I arise today...
Through God’s host to save me...
The Lorica of Saint Patrick (St. Patrick's Breastplate Prayer)
Over the next few weeks we will explore what exactly God’s host saves us from, but for now, let’s take a few moments to ask, what exactly is “God’s host?”
This is not a term we hear very often but it has a rich tradition throughout church history and in Scripture.
Most often this term refers to the angels or “angel armies” as the “Heavenly Hosts.” (Psalm 148:2, 1 Kings 22:19, Luke 2:13-14). The problem with angels is that we don’t always recognize them when we see them. The writer of Hebrews says, “Do not neglect to show hospitality to strangers, for by this some have entertained angels without knowing it” (Hebrews 13:2). When the three visitors came to announce the birth of Isaac to Abraham and Sarah, Abraham welcomed them and showed them hospitality as strangers in his midst (Genesis 18:1-22). They appeared as ordinary men and had Abraham not shown hospitality, we do not know if they would have stuck around to deliver the message.
Similarly, Jesus himself walked with the disciples on the road to Emmaus but they did not recognize him (Luke 24:13-35). He was going to continue on his way until they showed hospitality by inviting him to stay for dinner, and there around the table, their eyes were opened to the presence of God in their midst. Consistently throughout scripture we find that recognizing the presence of God’s host, or even of God’s personal and immediate presence, begins with an act of hospitality toward a stranger. How often have we missed the presence of God’s host among us because we ignored the stranger in our midst?
Traditionally the heavenly host has also expanded beyond angelic beings to include all of God’s creation, for God is enthroned in the heavens and “the earth is his footstool” (Isaiah 66:1). The point here is not that God treats us as lowly beings to be walked over, but rather that all of the created order is just that, something created or made by God. When the Psalmist declares, “Praise Him, sun and moon; Praise Him, all stars of light!”, it is a reminder that even the sun and moon and stars bow before God (Psalm 148:3). In Jeremiah 31:35 the prophet reminds us of this truth and explicitly refers to the God who created these celestial bodies as the Lord of Hosts, implying in part that the sun, moon and stars may be among God’s host. Zephaniah 1:5 refers to these as the “starry host.” Rather than being gods themselves, as so many ancient people believed, they serve the purposes of the God who made them (Deuteronomy 4:19).
In some cases, even human beings can serve as God’s host. Consider 1 Samuel 7:45 where the “Lord of Hosts” commands Israel’s armies in battle. This is not to say that any human army is the Lord’s host, but those who surrender complete authority to God as their commander may indeed serve in such a role as they carry out God’s saving work in the world.

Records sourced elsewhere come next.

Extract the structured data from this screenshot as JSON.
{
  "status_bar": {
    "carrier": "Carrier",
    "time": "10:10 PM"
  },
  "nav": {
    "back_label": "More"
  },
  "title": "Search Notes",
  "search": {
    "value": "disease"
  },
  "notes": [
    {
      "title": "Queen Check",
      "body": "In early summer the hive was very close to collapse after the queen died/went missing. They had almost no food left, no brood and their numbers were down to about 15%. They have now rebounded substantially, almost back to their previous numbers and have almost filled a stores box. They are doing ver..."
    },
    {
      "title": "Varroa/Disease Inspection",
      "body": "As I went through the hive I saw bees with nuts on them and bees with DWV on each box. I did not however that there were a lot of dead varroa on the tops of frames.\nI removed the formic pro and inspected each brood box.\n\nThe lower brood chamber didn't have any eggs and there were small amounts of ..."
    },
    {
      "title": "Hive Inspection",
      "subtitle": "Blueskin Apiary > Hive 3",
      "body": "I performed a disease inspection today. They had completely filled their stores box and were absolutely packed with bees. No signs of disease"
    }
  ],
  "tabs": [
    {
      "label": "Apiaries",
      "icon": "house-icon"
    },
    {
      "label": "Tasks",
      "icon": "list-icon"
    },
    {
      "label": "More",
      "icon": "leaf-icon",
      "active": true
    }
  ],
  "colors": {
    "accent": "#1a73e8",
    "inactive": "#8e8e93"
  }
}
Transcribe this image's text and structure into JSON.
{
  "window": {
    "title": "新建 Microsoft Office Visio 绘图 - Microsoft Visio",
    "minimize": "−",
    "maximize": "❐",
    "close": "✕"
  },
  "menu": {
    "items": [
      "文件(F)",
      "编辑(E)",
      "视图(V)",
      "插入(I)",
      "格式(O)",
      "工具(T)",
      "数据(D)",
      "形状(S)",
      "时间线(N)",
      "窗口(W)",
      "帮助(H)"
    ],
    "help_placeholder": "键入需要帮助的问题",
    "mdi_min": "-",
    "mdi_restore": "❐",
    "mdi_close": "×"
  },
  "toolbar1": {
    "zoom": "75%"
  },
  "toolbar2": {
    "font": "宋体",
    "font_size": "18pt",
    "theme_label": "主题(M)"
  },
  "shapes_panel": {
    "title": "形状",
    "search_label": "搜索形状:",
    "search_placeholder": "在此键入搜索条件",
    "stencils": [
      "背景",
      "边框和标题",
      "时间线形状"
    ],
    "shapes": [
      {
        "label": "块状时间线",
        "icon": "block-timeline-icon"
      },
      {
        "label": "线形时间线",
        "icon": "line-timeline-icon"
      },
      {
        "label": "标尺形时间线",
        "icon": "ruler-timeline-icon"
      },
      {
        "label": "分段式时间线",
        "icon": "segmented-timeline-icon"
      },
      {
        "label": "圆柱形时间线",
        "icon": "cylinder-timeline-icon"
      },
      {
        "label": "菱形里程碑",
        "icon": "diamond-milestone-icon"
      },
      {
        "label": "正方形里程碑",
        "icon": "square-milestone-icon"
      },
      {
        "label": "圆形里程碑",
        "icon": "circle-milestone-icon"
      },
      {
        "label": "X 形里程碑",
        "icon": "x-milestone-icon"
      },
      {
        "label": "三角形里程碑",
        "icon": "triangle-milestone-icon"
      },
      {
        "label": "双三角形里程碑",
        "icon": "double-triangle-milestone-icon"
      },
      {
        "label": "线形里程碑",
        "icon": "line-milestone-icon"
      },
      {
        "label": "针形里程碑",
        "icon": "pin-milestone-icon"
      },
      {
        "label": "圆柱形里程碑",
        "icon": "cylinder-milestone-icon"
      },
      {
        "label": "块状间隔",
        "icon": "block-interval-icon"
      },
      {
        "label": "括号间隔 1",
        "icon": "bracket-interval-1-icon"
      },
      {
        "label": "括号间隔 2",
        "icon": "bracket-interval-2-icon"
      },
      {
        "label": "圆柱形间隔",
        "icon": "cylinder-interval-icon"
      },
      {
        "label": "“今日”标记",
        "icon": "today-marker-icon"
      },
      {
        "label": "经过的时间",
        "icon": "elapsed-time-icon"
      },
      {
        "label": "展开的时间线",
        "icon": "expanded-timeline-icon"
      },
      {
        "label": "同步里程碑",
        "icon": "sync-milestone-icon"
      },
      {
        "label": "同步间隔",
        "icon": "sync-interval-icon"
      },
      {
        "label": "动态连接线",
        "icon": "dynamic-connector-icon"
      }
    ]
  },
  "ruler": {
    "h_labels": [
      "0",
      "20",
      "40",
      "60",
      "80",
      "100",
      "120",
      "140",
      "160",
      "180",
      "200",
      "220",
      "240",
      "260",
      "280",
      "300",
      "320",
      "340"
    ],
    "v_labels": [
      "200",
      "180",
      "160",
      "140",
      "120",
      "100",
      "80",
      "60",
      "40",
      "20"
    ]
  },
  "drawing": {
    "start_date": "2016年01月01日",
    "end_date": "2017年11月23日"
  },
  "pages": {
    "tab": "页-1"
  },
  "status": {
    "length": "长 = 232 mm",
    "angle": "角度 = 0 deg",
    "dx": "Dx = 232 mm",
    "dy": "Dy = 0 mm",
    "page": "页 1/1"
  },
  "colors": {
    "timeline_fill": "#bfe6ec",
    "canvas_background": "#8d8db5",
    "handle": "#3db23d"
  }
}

No matter how broadly or narrowly we define the Heavenly Host, we can say two things for certain. First, the host of God is many… myriad upon myriad. The word host literally means multitude and was often used in the ancient world to refer to massive and intimidating armies. Whether in the form of angels, celestial bodies, or even human beings called for a particular purpose, the host of God is many.
Host also hearkens us back to the image of hospitality. To be a good host is to show hospitality to others. The second thing we can know for certain about the Heavenly host then, is that they are servants of the Most High God, extending hospitality so that God’s presence may be welcome in their midst. Perhaps this is why some parts of the church refer to the bread in the Eucharist as the “Host”, for in this ordinary bread, the holy mystery of God’s presence his “hosted” or made welcome, so that God may enter into our bodies and make us His body for the sake of the world.
May we also serve as hosts of the Lord, always extending hospitality both to the Holy Spirit and to the strangers among us, so that God’s presence may always be welcome in our midst.
1. How do you understand the idea of God’s host?
2. What new insights is the Spirit speaking to you about the role of God’s host in your life?
3. Reflect on a time when God clearly showed up in an act of genuine hospitality toward a stranger.
Our journey through St. Patrick's Breastplate Prayer continues next week:
... I arise today, through God’s host to save me
from snares of devils…